This is okay but the overemphasis on “how” is derived from a rather incorrect understanding so I’m uncomfortable because explaining Dharma in terms of only the “how” of an action is both narrow and misleading as I have shown above. The “how” does not exist in a vacuum. It is always preceded by, and in instances (e.g., Yudhishtira’s gambling) dictated by the “what.”
So if Dharma guides only on the â€œHowâ€ where should the political Right go to determine the â€œwhatâ€ of socio-economic choices/policies ?
Its the exact same thing like faith in ancient India. Since there was no overarching doctrine prescribed by Dharma it was left to local communities and regions to make those choices through means that were righteous e.g. social consensus or direct democracy.
Because Dharma is not only about the “how,” the question itself stands invalidated. Even assuming it is valid, Yossarin needs to tell us how was it like in the case of faith? From his answer, does it imply that faith was determined by local communities and regions? If yes, I’d like to see instances of the same.
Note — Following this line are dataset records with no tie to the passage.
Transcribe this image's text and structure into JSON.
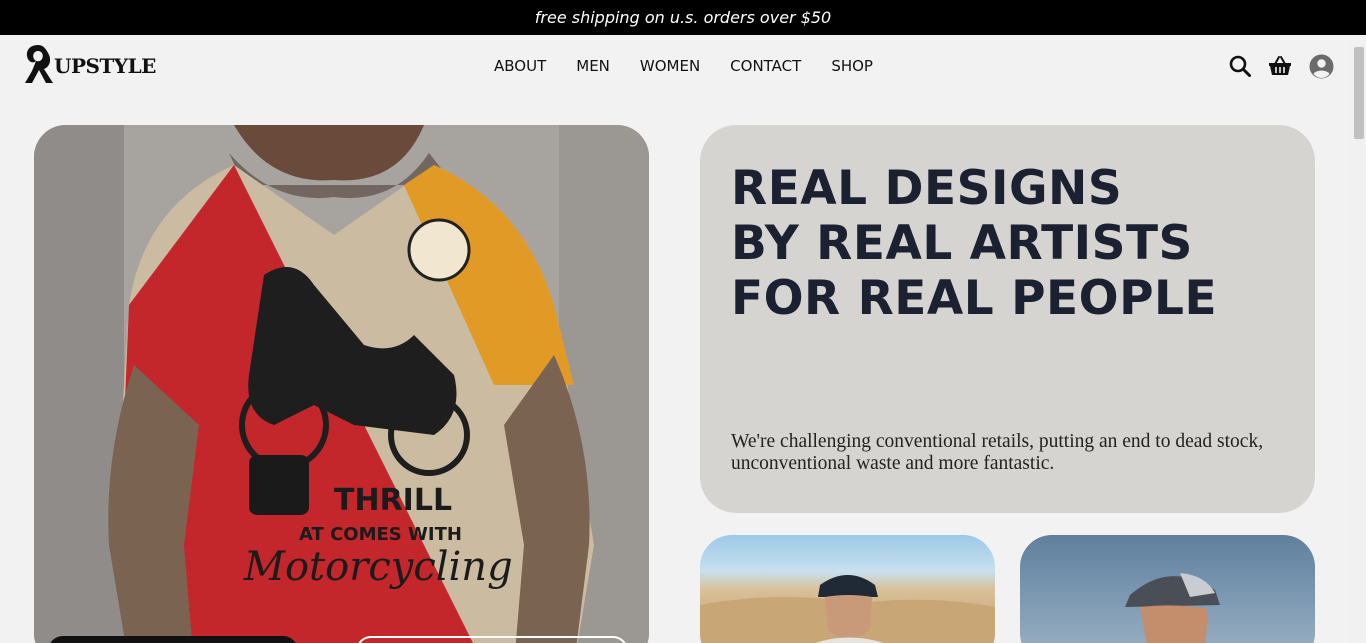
{
  "announcement": "free shipping on u.s. orders over $50",
  "brand": "UPSTYLE",
  "nav": [
    "ABOUT",
    "MEN",
    "WOMEN",
    "CONTACT",
    "SHOP"
  ],
  "icons": [
    "search-icon",
    "basket-icon",
    "account-icon"
  ],
  "hero": {
    "headline": [
      "REAL DESIGNS",
      "BY REAL ARTISTS",
      "FOR REAL PEOPLE"
    ],
    "subtext": "We're challenging conventional retails, putting an end to dead stock, unconventional waste and more fantastic."
  },
  "colors": {
    "announcement_bg": "#000000",
    "page_bg": "#f2f2f2",
    "card_bg": "#d6d4d1",
    "headline": "#1b2130"
  }
}
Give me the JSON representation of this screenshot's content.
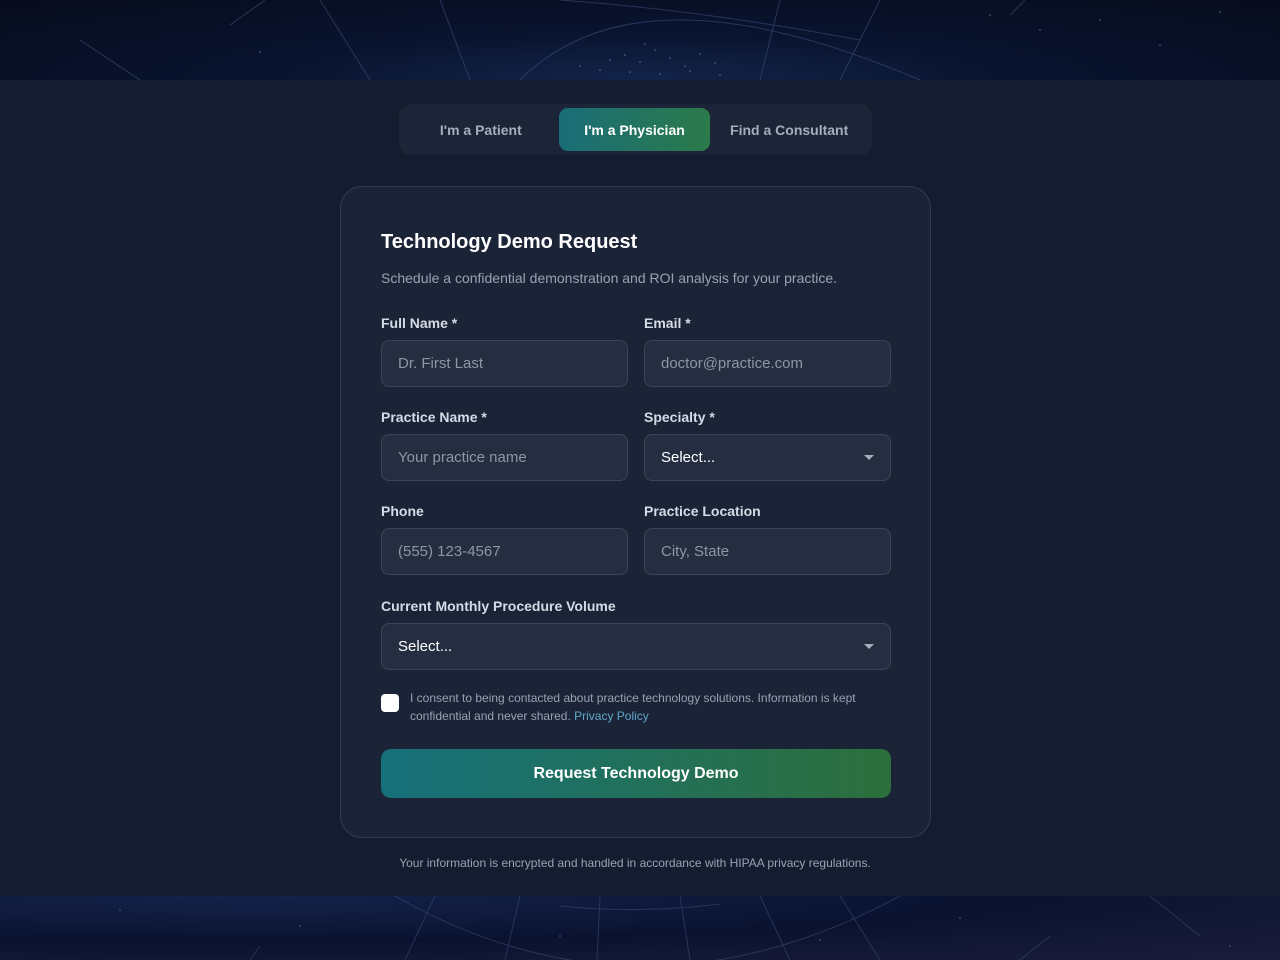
{
  "tabs": [
    {
      "label": "I'm a Patient",
      "active": false
    },
    {
      "label": "I'm a Physician",
      "active": true
    },
    {
      "label": "Find a Consultant",
      "active": false
    }
  ],
  "form": {
    "title": "Technology Demo Request",
    "subtitle": "Schedule a confidential demonstration and ROI analysis for your practice.",
    "full_name": {
      "label": "Full Name *",
      "placeholder": "Dr. First Last"
    },
    "email": {
      "label": "Email *",
      "placeholder": "doctor@practice.com"
    },
    "practice_name": {
      "label": "Practice Name *",
      "placeholder": "Your practice name"
    },
    "specialty": {
      "label": "Specialty *",
      "value": "Select..."
    },
    "phone": {
      "label": "Phone",
      "placeholder": "(555) 123-4567"
    },
    "location": {
      "label": "Practice Location",
      "placeholder": "City, State"
    },
    "volume": {
      "label": "Current Monthly Procedure Volume",
      "value": "Select..."
    },
    "consent": {
      "text": "I consent to being contacted about practice technology solutions. Information is kept confidential and never shared.",
      "link": "Privacy Policy",
      "checked": false
    },
    "submit_label": "Request Technology Demo"
  },
  "footnote": "Your information is encrypted and handled in accordance with HIPAA privacy regulations.",
  "colors": {
    "accent_start": "#1a6d78",
    "accent_end": "#2b7a4a",
    "link": "#5fa6c9",
    "background": "#141d2f",
    "card": "#1b2436"
  }
}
Yossarin’s effort at explaining Dharma is commendable but based on a–I suspect–confused understanding of Dharma. I strongly recommend a thorough reading of the primary texts that explain Dharma. At the least, M. Hiriyanna’s Indian Conception of Values (part of the Quest After Perfection book), if not P.V. Kane’s monumental History of Dharmashastra .